I can't speak enough of the benefit of letting the space work as it is for a while, and making updates and changes slowly, once you see how you use the place, and what the strengths and weaknesses of the different areas of land are. As a result, we're pretty happy with where the fence is going in, where the gates are, how the overall area works within the larger landscape of our property, and how our play, garden, and living spaces work within the fence.
Building the fence has definitely been a learning experience for us, one we have taken slowly, and one that has shaped us in more ways than we likely realize. We started the fence 2 years ago (!), redid the posts last spring, and finally are at the last stage in the final side. Much of the fencing material was free, either fencing and posts existing on our property in other areas, or as trees cut into poles, mostly from our property. Early on, I bought a great book - Fences for pasture & garden, by Gail Damerow, which really helped as we imagined and installed the fence. The details were especially great for figuring out things like H-brace tensioning, which I had never done before.
Just as we have learned from installing the fence, so to has my husband learned from building the gates.
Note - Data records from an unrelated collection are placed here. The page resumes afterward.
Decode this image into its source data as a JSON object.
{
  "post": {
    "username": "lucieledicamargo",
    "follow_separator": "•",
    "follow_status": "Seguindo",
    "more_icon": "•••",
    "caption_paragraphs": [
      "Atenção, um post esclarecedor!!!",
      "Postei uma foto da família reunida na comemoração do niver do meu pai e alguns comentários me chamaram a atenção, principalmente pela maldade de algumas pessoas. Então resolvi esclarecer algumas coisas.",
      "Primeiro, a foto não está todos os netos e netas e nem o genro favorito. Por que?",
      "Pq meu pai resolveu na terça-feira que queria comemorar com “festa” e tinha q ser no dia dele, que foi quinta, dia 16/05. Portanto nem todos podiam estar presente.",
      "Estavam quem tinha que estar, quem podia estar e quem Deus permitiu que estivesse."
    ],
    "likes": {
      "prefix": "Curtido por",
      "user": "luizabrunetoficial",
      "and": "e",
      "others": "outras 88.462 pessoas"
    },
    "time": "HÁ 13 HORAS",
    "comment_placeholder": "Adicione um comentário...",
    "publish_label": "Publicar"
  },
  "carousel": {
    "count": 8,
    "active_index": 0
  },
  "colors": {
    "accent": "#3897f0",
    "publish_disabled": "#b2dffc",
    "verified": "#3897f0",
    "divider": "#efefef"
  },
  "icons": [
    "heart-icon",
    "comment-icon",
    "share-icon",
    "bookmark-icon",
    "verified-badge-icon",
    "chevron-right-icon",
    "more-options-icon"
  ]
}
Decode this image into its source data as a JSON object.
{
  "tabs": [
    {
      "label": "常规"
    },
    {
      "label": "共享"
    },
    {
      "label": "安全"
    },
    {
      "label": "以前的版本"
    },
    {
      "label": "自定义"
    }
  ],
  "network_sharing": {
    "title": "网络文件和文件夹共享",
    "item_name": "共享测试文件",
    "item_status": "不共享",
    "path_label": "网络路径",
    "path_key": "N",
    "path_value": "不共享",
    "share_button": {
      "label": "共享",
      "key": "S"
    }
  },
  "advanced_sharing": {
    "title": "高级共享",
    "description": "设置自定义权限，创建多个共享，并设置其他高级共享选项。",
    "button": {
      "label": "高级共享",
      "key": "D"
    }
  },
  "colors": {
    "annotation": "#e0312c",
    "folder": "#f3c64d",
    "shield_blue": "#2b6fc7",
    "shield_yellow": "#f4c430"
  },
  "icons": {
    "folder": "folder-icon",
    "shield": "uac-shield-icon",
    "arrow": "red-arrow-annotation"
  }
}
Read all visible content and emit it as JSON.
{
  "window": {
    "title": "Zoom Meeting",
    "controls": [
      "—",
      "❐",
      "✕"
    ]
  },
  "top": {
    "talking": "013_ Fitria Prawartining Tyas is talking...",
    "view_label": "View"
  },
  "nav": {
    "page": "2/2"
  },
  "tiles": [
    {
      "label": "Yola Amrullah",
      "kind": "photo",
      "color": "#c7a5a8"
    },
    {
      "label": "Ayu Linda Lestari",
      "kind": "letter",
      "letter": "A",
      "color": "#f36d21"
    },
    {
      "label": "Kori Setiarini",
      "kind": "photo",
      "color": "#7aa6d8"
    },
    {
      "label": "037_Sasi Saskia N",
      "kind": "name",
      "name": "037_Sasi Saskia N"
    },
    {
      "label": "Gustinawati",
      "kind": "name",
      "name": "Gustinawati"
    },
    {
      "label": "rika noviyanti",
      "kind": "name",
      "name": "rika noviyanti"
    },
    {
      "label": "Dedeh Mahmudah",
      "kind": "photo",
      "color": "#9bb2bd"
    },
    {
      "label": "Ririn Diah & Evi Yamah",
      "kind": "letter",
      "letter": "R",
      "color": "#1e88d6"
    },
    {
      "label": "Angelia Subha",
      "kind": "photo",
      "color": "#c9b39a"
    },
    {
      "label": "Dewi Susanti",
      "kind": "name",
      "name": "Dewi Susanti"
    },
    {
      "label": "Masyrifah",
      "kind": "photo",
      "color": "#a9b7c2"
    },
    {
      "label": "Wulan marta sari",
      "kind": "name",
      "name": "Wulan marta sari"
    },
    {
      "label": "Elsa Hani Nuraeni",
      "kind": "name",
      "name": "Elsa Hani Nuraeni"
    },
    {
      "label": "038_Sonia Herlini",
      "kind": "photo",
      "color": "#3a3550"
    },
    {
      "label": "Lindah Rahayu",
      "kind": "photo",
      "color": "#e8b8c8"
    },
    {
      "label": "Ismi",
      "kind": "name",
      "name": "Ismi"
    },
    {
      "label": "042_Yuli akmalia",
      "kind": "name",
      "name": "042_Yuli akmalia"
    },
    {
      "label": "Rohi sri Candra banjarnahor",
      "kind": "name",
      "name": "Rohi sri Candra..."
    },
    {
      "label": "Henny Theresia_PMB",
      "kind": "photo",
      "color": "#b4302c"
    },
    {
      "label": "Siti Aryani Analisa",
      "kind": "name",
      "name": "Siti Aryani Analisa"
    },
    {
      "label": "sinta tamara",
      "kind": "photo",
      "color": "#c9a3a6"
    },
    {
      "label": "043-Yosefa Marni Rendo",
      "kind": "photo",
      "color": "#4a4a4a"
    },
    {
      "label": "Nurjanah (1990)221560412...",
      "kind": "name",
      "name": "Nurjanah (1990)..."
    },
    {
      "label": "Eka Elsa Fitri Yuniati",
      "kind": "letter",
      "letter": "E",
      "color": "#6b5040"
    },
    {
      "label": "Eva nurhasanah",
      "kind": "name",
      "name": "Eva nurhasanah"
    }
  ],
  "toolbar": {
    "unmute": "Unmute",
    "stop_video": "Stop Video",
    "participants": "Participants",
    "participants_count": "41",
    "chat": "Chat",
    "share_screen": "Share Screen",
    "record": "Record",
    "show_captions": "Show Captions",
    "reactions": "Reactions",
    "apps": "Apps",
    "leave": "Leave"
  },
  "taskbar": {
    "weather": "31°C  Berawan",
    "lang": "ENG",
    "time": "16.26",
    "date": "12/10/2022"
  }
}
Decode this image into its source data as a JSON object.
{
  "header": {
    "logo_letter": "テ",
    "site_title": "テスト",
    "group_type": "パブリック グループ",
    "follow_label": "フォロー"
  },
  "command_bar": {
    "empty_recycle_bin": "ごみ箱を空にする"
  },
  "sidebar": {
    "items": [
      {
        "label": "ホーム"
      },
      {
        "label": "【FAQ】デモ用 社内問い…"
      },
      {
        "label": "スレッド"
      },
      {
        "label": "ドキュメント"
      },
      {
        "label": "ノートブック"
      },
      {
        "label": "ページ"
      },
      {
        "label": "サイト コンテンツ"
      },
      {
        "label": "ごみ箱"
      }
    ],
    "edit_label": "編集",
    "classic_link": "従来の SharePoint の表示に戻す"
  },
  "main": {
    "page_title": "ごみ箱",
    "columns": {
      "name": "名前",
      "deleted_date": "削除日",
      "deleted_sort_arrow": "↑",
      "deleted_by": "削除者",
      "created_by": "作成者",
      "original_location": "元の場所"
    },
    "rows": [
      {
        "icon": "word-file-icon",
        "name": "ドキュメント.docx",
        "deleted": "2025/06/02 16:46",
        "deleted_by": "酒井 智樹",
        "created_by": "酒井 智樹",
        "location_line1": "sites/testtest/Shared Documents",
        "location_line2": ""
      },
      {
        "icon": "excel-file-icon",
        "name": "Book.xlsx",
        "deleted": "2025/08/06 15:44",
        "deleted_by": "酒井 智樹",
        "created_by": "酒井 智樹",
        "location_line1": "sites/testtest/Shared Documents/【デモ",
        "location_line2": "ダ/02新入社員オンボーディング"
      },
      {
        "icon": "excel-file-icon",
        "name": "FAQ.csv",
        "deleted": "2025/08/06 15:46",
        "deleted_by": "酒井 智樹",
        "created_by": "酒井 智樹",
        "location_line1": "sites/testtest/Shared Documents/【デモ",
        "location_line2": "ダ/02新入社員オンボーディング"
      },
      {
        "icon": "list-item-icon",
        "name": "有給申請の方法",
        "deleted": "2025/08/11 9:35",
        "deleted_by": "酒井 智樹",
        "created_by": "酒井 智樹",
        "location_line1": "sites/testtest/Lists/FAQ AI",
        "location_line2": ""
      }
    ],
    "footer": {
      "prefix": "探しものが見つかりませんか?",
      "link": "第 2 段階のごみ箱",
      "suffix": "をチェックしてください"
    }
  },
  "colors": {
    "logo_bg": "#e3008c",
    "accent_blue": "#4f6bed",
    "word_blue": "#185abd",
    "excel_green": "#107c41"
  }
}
His first gates were flimsy things with short lifespans, but these latest gates have been things of beauty, with the strength necessary to last.
Although at times we get frustrated with the number of things still on our dream list for this property, and at the slow progress we seem to be making, when we sit back and look at the pictures of when we moved in, and compare those pictures to how the place is now, we are somewhat awed of what all we have accomplished, even if it isn't near done, or quite under control yet!